1) The Khan Academy can inspire the furtherance of true mathematical reform
I think teachers are insulted that Khan is insinuating that teaching only occurs in the classroom. Teachers hate the fact that a man who has never struggled with students' complex needs is claiming to have the answers. The world of education is constantly changing, and the subsection of math education has had one of the most turbulent pasts. The Khan academy's claims should inspire classroom teachers to break the model that Sal is proposing. Re-invent their practice in a way that cannot be captured in a series of lecture videos. The areas of Project Based Learning, Flipped Classroom, and Inquiry Mathematics are all examples of how teachers are working so the schools of the future do not resemble those of today. 

Numerous sources are developing tools that can effectively harness collaborative and individualistic learning. I have personally posted some of my favourites throughout this blog. Hundreds of teachers gather in the spirit of collaboration on a weekly basis for #mathchat. The Khan Academy should serve as a lightning rod for mathematical reform; teachers need to show Mr. Khan that the schools of tomorrow do integrate technology, but not as a series of iterative videos. 

2) The Khan Academy can serve as a support for the logistical problems of school
I cannot sit back and pretend that the work of Sal Khan is all bad; such generalizations make about as much sense as those made by him. The writer of the article in question captures the true value of the site; it can re-engage students who have experienced large gaps in the past. The idea was initially set up as a way to tutor Sal's cousin over the internet, and it does tutor very well. I have no problem sending students and parents to the site to get caught up. Parents find it empowering to be able to help their children with math that they have forgotten over the years. I do not think that there is any denying the fact that the site is effective as a diagnostic tool for teachers. All teachers attempt to "discover which students are struggling with which concepts", and this a tremendous tool to do so. The only problem is that Khan has over stepped his realm of effectiveness and, in the process, stepped on many teachers' and policy makers' toes. The Khan Academy is a great support resource for teachers. The technology is convenient, but not revolutionary. 

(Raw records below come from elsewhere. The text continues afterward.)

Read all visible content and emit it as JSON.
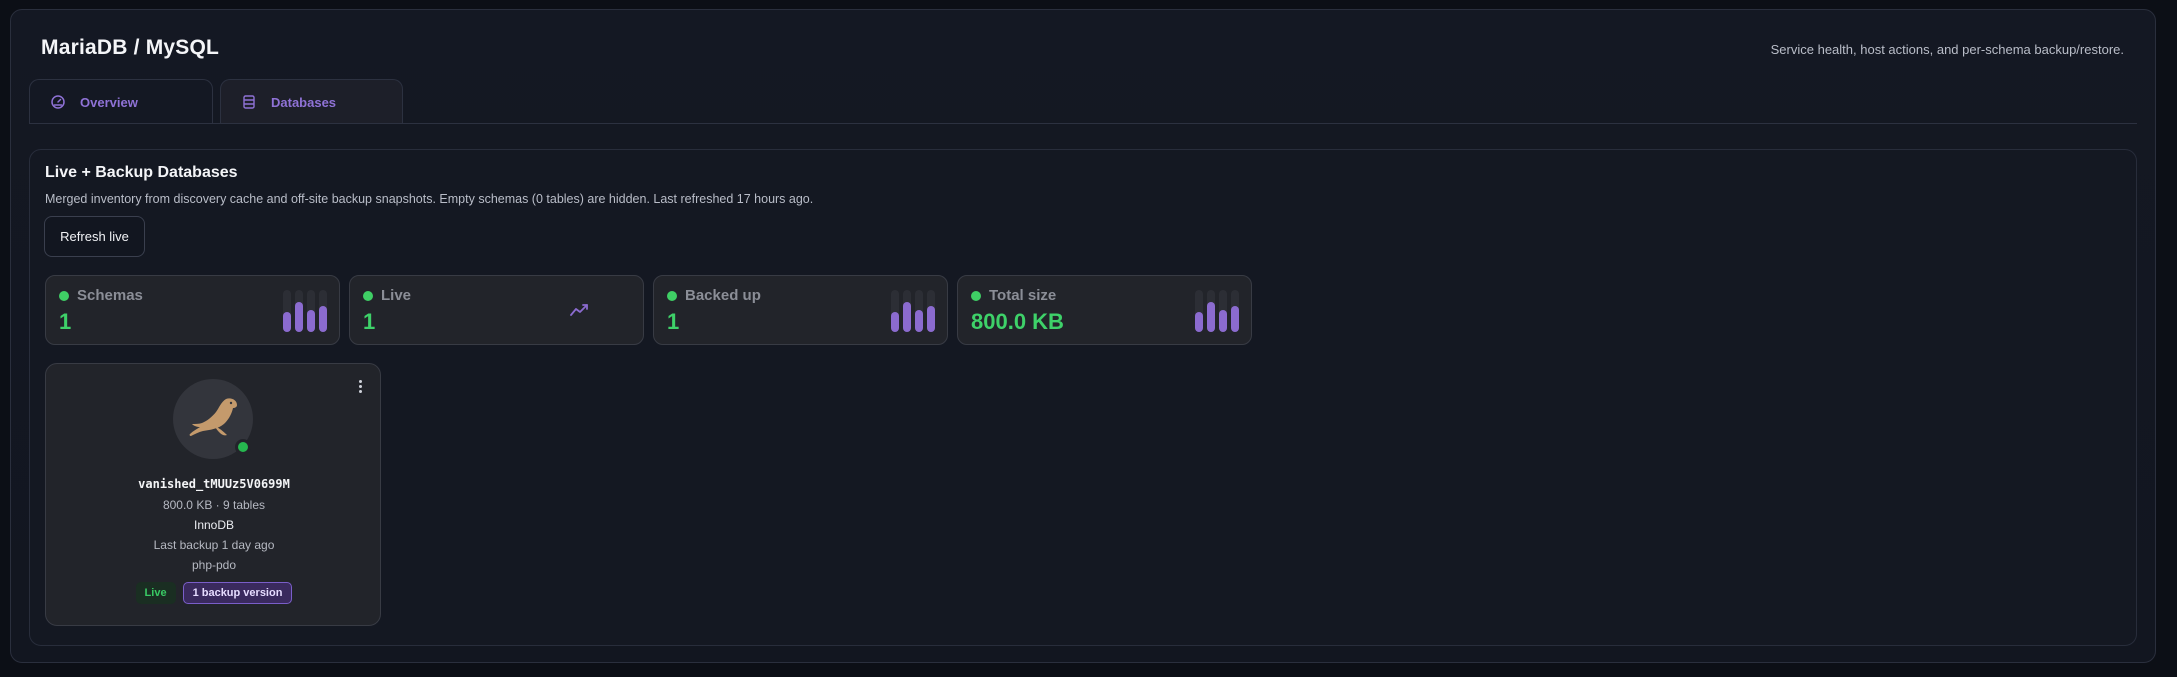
{
  "header": {
    "title": "MariaDB / MySQL",
    "subtitle": "Service health, host actions, and per-schema backup/restore."
  },
  "tabs": [
    {
      "label": "Overview",
      "icon": "gauge-icon",
      "active": false
    },
    {
      "label": "Databases",
      "icon": "database-icon",
      "active": true
    }
  ],
  "section": {
    "title": "Live + Backup Databases",
    "description": "Merged inventory from discovery cache and off-site backup snapshots. Empty schemas (0 tables) are hidden. Last refreshed 17 hours ago.",
    "refresh_label": "Refresh live"
  },
  "stats": [
    {
      "label": "Schemas",
      "value": "1",
      "indicator": "bars"
    },
    {
      "label": "Live",
      "value": "1",
      "indicator": "trend-icon"
    },
    {
      "label": "Backed up",
      "value": "1",
      "indicator": "bars"
    },
    {
      "label": "Total size",
      "value": "800.0 KB",
      "indicator": "bars"
    }
  ],
  "database": {
    "name": "vanished_tMUUz5V0699M",
    "size_tables": "800.0 KB · 9 tables",
    "engine": "InnoDB",
    "last_backup": "Last backup 1 day ago",
    "driver": "php-pdo",
    "status": "online",
    "badges": {
      "live": "Live",
      "backup": "1 backup version"
    }
  },
  "colors": {
    "accent": "#8f72d6",
    "success": "#3ed169",
    "background": "#0c0f16"
  }
}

My attempt is to be as transparent as possible. I think that the initiative has a definite place in math education--as a support resource. Maybe the physical centre that is in the works will effectively combine realms of math reform and push the online lectures to the support role they fulfill. The academy should spurn educators forward and provide excellent support for learners across the globe. It is not a "reinvention". In short, Sal has simply misdiagnosed a valuable tool